“I’m very project-oriented,” says designer Arielle Assouline-Litchen at her redbrick studio in Greenpoint, Brooklyn, which is dotted with recycled rubber, marble remnants, and molds that are ready to be cast in concrete. “I like the idea of starting something and seeing it through, but sometimes it doesn’t always work out the way you initially intend.”
Four years ago, Assouline-Litchen, a graduate of Harvard’s GSD, was forced to halt her architectural design consultation on a high-end residential development in Soho when the construction for the project stalled. The lapse left her feeling creatively stifled, but with rubber samples for the building’s gym floor covering her workspace alongside marble and brass fragments, her imagination wandered. “The terrazzo rubber looked really beautiful next to these luxe materials,” says Assouline-Litchen. “I saw a lot of potential and I was itching to complete something, as the current project was really dragging on.”
Within a few months, the young designer created a collection of prototypes for Sight Unseen Offsite in 2016. “I made everything from tassels to a table in rubber,” explains Assouline-Litchen, who imports the unassuming material from Pennsylvania and has a die-cutter in Williamsburg manufacture her small batch of products. “I didn’t expect for it to be such a hit.” That same year, the alum of ace architecture firms, such as Kengo Kuma and BIG, secured herself a spot on the American Design Hot List, and soon after, she added a product extension, called Slash Objects, to her multidisciplinary firm Slash Projects.

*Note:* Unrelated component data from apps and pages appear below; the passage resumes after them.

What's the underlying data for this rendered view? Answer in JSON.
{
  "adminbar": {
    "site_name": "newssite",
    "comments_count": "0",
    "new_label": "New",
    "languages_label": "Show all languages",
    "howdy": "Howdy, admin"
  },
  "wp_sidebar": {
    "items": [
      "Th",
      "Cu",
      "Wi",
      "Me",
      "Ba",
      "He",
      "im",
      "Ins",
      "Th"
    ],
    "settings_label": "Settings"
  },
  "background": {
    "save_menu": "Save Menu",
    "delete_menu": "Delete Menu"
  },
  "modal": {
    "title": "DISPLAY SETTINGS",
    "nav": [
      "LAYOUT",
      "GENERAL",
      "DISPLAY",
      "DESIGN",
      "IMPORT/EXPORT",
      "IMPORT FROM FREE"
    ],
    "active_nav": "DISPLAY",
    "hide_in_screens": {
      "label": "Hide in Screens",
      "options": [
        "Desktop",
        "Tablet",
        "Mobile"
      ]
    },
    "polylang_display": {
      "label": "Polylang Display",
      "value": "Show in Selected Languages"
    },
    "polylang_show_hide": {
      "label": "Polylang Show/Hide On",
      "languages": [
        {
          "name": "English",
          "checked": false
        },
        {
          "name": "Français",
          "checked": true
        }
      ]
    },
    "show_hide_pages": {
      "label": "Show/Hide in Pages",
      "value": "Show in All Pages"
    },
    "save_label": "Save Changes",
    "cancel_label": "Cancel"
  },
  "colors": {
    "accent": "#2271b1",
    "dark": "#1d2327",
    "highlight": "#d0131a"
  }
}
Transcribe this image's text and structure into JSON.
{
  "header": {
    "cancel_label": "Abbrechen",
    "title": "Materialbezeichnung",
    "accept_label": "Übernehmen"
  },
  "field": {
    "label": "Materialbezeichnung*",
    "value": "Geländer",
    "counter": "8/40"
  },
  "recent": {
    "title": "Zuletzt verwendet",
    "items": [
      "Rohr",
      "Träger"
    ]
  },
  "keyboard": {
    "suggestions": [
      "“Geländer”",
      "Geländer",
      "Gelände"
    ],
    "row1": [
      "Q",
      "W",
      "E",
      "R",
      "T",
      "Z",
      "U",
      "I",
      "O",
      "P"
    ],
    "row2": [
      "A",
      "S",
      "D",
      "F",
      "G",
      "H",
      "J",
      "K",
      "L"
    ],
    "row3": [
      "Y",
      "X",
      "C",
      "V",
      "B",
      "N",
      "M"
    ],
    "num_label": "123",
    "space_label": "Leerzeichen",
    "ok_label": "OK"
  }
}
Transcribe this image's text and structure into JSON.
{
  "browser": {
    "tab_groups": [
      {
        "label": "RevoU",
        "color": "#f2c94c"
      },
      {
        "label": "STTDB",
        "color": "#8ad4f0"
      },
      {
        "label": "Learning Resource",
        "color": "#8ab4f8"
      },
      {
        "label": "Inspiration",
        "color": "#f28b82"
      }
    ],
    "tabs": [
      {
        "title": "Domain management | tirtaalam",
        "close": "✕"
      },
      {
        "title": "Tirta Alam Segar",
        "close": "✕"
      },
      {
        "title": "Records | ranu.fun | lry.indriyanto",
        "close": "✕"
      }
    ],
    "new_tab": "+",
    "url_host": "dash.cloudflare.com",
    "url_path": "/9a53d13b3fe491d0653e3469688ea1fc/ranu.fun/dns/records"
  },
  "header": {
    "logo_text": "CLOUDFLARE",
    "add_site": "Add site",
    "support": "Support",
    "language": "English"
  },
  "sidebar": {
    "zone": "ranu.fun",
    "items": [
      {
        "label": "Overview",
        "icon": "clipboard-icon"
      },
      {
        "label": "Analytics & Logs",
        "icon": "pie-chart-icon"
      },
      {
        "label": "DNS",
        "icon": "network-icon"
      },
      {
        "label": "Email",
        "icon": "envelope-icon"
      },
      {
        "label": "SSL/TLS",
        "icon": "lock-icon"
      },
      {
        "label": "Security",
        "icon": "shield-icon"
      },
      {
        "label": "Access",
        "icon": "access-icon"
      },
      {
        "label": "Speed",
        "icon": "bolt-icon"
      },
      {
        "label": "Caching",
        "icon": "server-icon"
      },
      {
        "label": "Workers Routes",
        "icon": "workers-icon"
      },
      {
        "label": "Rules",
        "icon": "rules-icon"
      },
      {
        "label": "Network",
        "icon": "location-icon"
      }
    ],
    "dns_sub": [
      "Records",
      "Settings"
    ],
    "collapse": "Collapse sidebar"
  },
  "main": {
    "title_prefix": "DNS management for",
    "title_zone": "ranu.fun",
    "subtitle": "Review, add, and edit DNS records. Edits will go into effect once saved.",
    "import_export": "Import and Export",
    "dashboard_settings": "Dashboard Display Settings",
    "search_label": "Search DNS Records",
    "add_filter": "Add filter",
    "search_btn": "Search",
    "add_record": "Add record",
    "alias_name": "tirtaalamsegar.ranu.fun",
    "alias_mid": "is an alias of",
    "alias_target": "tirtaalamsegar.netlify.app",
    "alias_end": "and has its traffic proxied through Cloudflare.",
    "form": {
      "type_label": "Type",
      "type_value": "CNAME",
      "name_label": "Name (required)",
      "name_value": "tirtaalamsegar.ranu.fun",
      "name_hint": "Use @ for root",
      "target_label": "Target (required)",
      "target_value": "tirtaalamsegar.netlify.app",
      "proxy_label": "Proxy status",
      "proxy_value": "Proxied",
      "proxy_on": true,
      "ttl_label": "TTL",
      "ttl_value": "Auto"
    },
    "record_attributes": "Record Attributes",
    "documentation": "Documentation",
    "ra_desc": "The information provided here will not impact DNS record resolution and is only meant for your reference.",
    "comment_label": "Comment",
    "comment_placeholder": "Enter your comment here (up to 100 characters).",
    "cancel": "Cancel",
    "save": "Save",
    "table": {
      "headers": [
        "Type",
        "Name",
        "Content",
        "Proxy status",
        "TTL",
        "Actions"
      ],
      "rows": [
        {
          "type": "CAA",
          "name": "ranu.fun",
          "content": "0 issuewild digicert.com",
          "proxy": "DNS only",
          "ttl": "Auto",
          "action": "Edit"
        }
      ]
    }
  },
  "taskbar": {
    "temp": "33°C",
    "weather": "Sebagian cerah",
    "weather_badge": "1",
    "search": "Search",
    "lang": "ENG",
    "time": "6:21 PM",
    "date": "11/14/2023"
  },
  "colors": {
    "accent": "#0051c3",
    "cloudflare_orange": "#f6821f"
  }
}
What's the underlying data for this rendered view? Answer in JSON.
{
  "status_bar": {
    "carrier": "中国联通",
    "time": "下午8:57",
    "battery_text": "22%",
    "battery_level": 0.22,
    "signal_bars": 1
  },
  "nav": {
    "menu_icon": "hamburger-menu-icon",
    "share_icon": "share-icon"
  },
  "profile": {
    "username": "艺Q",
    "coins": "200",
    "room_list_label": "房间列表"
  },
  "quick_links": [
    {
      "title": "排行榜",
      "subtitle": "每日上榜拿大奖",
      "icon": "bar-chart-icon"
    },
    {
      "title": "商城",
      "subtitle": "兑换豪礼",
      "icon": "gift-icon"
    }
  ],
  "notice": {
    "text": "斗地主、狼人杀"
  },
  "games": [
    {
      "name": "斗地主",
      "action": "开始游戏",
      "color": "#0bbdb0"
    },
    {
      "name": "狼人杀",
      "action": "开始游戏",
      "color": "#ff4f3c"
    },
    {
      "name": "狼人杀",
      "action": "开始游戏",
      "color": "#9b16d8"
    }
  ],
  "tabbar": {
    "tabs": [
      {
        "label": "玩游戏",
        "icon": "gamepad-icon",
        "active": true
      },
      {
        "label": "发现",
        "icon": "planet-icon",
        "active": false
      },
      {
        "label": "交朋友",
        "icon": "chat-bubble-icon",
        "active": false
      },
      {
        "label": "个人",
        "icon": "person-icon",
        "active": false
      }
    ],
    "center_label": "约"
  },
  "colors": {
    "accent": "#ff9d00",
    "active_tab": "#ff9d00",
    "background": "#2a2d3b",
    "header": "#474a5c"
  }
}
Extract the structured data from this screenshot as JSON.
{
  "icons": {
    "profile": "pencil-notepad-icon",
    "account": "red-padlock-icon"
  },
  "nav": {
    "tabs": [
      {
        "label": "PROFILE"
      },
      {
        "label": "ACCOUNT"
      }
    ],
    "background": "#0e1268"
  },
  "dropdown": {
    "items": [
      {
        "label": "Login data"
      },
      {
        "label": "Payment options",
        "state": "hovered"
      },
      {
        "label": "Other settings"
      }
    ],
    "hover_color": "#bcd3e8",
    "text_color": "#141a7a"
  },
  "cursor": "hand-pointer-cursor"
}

Now, with a collection of tactile furnishings and decor that elevate rubber’s simplicity with sumptuous material pairings — including speckled coasters with brass details and a sculptural standing mirror that erects from a marble base — Assouline-Litchen’s studio is buzzing with artistic energy. “It was really about stripping the rubber of its context and re-situating it among these high-end materials. The combination gives a traditional product new life,” she says, pointing to a sea of rubber CYL stools with brass inlays.
Asssouline-Litchen’s unorthodox material combinations are modeled into various shapes (hexagons, cylinders), with her dedication to primitive geometry stemming from her design education. “As a starting point for new designs, I try to respect these pure forms, but I eventually break free with an angle here or a cut there,” says Assouline-Litchen. And while her material of choice isn’t necessarily associated with luxury, Assouline-Litchen believes the thoughtfulness of her creations advances them to the next level. “Luxury is rooted in consideration,” she says. “Whether it’s the silky finish of a surface or the way joints are treated, mastercraftsmanship can only enhance a piece.”